• [Work to be completed]:
What is needed is every line of the data that includes the word "score". Please copy each one.

• [Task data]:

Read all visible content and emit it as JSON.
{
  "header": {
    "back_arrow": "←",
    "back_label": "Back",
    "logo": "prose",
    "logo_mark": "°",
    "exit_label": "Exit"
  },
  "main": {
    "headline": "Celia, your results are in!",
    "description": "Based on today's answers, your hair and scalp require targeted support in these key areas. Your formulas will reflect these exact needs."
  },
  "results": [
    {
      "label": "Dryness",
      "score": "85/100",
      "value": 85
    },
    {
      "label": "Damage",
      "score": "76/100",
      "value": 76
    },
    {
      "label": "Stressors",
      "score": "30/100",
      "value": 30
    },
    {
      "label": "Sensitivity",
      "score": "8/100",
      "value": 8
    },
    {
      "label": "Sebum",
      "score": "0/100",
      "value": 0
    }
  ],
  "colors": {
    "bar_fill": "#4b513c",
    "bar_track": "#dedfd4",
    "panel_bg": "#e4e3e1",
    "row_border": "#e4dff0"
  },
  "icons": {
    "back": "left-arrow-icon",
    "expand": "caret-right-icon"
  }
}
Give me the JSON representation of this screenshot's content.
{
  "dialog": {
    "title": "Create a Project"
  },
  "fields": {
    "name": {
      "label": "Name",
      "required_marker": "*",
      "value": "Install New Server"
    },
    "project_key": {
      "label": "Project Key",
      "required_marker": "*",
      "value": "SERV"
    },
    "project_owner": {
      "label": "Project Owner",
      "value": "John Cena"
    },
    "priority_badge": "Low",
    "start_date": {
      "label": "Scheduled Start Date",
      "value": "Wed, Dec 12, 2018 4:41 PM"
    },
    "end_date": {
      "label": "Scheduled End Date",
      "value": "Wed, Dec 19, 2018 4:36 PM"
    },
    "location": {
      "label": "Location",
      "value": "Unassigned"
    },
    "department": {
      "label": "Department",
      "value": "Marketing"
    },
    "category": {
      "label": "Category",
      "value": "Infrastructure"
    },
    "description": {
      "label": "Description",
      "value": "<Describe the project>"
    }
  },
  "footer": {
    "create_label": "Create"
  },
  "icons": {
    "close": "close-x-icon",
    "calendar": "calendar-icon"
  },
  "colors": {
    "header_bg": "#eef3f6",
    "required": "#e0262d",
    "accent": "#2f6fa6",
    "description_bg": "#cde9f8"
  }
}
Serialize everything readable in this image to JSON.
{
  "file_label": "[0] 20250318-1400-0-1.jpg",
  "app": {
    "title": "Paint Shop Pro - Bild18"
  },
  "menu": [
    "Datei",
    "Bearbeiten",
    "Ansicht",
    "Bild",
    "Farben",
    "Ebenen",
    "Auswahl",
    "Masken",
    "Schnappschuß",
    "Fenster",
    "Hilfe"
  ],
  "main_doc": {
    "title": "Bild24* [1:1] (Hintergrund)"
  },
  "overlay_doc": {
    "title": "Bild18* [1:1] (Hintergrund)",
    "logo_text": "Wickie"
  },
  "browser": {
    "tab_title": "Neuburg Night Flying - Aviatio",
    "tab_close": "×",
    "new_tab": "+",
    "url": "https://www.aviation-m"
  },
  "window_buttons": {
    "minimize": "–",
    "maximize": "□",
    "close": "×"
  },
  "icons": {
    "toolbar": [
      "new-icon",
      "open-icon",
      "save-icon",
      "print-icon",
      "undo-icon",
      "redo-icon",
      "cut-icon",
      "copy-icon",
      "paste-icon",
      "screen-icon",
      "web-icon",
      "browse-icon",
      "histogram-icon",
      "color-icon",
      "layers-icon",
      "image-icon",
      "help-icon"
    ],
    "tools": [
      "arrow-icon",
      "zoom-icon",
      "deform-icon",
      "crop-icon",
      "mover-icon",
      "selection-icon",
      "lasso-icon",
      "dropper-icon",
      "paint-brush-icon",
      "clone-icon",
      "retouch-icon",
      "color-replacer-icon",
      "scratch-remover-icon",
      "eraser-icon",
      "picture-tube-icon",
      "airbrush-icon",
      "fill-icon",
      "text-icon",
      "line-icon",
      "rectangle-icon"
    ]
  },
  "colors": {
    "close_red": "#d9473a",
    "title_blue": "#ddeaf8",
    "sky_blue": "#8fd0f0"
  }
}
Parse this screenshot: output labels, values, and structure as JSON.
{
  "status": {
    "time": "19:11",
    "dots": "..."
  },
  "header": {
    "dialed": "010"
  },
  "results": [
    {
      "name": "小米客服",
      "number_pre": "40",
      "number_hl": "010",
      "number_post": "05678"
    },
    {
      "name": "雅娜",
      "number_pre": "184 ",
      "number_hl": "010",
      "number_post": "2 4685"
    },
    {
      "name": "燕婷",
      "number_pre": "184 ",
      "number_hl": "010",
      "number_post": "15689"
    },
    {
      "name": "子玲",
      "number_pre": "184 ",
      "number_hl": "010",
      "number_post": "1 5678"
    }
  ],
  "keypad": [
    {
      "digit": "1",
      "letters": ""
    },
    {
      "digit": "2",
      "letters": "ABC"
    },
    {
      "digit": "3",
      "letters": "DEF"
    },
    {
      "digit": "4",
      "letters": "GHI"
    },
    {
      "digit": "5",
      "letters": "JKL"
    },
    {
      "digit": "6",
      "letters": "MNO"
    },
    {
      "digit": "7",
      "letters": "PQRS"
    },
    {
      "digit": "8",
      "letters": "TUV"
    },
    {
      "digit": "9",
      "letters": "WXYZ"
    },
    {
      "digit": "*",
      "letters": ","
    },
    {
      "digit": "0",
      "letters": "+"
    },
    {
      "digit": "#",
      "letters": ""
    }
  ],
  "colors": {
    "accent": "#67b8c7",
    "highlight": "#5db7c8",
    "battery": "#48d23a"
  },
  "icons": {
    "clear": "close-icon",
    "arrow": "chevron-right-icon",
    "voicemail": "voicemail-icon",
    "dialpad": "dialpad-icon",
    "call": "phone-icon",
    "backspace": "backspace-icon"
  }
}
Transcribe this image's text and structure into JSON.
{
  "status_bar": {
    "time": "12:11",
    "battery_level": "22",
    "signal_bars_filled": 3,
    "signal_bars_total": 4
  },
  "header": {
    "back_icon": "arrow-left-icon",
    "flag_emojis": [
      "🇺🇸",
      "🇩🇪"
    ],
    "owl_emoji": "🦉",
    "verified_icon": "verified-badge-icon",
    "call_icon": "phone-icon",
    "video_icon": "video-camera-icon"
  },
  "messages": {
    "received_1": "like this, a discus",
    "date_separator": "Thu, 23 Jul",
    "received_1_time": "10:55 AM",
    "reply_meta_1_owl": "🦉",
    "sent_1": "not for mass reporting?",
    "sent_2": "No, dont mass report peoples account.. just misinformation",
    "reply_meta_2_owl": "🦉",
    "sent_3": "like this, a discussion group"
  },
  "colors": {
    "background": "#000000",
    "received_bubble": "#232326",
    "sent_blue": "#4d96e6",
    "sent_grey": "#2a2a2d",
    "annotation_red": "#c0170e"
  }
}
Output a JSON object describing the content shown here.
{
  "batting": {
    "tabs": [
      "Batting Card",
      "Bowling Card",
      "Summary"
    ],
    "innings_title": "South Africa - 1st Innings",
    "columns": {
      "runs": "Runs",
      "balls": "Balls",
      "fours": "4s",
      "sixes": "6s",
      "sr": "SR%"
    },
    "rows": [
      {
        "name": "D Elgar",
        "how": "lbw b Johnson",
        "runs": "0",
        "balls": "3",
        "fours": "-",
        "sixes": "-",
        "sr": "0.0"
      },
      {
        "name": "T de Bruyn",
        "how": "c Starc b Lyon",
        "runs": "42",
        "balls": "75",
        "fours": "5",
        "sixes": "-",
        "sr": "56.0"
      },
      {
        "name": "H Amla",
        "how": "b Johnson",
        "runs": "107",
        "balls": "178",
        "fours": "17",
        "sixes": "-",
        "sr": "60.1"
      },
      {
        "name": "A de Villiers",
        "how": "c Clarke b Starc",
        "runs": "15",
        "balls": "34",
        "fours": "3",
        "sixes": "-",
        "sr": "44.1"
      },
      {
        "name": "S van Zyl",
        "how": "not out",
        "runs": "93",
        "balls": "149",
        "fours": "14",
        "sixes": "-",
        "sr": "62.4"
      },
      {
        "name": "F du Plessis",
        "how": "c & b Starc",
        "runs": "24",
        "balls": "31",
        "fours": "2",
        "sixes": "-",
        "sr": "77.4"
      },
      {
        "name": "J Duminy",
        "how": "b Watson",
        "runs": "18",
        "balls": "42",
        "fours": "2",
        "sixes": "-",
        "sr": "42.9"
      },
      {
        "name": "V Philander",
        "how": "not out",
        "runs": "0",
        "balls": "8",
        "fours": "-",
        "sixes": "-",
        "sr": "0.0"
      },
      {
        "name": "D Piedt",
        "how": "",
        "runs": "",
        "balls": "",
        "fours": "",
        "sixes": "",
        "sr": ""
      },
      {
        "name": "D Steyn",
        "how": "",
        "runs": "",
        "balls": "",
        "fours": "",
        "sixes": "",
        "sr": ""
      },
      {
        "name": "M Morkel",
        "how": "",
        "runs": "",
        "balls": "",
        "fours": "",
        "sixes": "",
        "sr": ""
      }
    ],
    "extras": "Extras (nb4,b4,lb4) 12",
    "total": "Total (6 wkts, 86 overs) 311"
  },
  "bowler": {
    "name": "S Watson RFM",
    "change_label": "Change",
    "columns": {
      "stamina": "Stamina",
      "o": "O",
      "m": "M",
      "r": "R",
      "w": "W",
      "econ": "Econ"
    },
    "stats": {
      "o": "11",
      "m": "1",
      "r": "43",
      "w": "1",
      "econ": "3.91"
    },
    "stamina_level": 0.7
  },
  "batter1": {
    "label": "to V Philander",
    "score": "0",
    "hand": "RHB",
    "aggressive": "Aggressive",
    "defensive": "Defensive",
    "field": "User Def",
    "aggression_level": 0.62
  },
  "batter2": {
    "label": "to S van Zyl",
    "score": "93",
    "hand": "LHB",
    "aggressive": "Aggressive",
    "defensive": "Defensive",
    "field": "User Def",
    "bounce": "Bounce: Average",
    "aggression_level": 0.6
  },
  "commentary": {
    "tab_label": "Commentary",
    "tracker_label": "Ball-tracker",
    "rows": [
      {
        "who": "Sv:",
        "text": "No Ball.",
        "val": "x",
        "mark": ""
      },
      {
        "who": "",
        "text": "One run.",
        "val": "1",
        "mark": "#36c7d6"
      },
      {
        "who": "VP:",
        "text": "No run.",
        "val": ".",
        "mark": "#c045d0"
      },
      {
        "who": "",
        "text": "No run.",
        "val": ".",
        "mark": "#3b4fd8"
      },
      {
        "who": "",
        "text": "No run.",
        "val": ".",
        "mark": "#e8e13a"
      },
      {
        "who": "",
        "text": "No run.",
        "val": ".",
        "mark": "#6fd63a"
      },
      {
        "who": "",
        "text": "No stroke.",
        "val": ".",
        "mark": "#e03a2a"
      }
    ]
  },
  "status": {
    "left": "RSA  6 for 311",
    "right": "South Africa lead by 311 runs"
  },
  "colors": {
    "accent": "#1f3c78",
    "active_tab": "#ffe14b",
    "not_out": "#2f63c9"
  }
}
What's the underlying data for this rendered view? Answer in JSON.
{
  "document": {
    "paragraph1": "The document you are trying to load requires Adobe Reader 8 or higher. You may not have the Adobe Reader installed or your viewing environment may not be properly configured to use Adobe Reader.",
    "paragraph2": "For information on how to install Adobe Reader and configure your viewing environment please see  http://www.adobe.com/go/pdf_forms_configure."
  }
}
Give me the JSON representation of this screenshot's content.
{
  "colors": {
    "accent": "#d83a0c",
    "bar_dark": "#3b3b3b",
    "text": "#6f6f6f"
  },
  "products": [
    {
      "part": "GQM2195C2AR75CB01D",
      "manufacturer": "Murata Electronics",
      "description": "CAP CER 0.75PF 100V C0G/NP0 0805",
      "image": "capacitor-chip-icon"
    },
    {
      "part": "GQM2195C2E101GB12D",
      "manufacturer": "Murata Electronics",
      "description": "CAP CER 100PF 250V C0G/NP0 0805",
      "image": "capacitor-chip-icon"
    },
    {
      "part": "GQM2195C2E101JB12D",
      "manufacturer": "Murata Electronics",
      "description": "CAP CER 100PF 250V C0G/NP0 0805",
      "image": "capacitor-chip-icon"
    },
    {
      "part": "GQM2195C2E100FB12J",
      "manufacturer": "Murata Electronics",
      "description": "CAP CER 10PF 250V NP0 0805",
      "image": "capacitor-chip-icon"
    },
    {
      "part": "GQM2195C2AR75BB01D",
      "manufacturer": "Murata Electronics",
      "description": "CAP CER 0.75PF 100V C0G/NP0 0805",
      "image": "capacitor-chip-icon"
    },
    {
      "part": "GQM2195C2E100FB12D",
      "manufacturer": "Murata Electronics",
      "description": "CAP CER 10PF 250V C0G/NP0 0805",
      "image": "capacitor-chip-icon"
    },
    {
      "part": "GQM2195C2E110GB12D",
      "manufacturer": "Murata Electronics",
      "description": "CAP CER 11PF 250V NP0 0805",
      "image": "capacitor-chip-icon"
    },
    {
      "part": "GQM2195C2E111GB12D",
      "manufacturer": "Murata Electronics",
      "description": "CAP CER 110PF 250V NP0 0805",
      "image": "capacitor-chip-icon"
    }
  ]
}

• [Solved exercise]:
      "score": "85/100",
      "score": "76/100",
      "score": "30/100",
      "score": "8/100",
      "score": "0/100",
    "score": "0",
    "score": "93",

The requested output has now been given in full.